Chinese electric car manufacturer Nio (NYSE:NIO) began last week on a downward trajectory, losing nearly 8% by the time the bell rang on Tuesday. That’s a familiar story for NIO investors. But for the rest of the week, that Nio stock price was on the upswing and it ended Friday at $1.52, up from the previous Friday’s close.
Today, it is popping based on a new report of October car deliveries. Nio stock tanked after the company reported second-quarter earnings in September — dropping 51% in a matter of days and closing Oct. 1 at $1.32.
Now the stock is currently in a tepid recovery. But an awful lot has to go right for Nio for any recovery to actually gain traction.
Dismal Q2 Earnings
Nio released its Q2 earnings report Sept. 24 and it was a bloodbath. Among the highlights (lowlights?) for the quarter were wider-than-expected losses, a much worse gross margin than the previous quarter and the announcement that layoffs would continue in an effort to reduce headcount and expenses. Other cost-cutting measures included additional restructuring and a plan to spin off some of the company’s non-core businesses by year end.
The company was forced into dramatic cost-cutting because it was burning cash. Its reserves were down to $503 million from the $1.1 billion it had on hand just three months before. That cash situation was dire enough that NIO borrowed $200 million from its chairman and Tencent Holdings (OTCMKTS:TCEHY).
Needless to say, there was nothing there that investors liked.
October Deliveries Offer Brief Glimpse of Light
Nio stock got an unexpected double-digit lift on Oct. 8 when the company released a Q3 vehicle delivery update. The 4,799 vehicles delivered in the quarter — 2,019 in September alone — represented a 25% increase from the previous quarter and beat estimates. This morning Nio released delivery numbers for October. The 2,526 vehicles is up 25% from strong September deliveries.
Nio stock began to pop once that news hit the market. But big questions remain about the sustainability of this delivery streak.
China’s Economic Numbers Don’t Bode Well
Nio sells its electric cars in China — and that market is stumbling.
The trade war between the U.S. and China has begun to be a serious drag on the Chinese economy. In October it was reported that China’s economic growth had dropped to the lowest levels since 1992. Also in September, car sales in the country dropped again — the 15th monthly decline in the past 16 months. And with subsidies cut, China’s electric car market has been showing double-digit declines.

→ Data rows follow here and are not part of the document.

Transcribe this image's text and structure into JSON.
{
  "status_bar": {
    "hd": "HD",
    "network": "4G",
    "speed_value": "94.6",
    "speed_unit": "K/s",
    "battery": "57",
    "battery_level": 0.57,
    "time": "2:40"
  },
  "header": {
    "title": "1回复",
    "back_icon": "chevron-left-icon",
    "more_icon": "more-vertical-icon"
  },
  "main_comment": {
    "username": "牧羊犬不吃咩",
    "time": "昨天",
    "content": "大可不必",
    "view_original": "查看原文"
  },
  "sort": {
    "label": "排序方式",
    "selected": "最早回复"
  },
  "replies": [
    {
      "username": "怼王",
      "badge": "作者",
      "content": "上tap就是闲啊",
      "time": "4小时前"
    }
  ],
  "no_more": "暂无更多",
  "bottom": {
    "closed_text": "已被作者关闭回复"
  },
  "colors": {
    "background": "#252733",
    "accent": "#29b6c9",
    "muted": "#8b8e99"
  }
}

It will be difficult for a luxury EV maker like NIO to maintain sales momentum in that economic climate.
More Storm Clouds for Nio Stock
Adding to the challenges is the prospect of foreign competition. “There is a coming storm of competition for Chinese electric vehicle manufacturers,” according to Wharton management professor John Paul MacDuffie, who notes that nearly 500 manufacturers have now registered to make EVs in China. Together, their manufacturing capacity once all are online is enough to produce almost three times the current sales levels.
And what happens then? MacDuffie says a shakeout in the Chinese EV industry is inevitable, and it puts struggling manufacturers like Nio under further pressure.
“Before a shakeout comes some tough price competition, [along with] higher-end, technologically sophisticated competition from the multinationals. The big players — the ones with experience like BYD — are in a better position to survive a shakeout.”
Wary investors lack confidence in whether NIO will be one of the survivors. And Nio stock’s wretched performance for most of the year reflects that doubt.
The company has often been called the Tesla (NASDAQ:TSLA) of China, but analysts at least have mixed feelings on Tesla. Even at a buck fifty for a share, there are not many analysts suggesting that Nio stock is a buy.
As of this writing, Brad Moon did not hold a position in any of the aforementioned securities.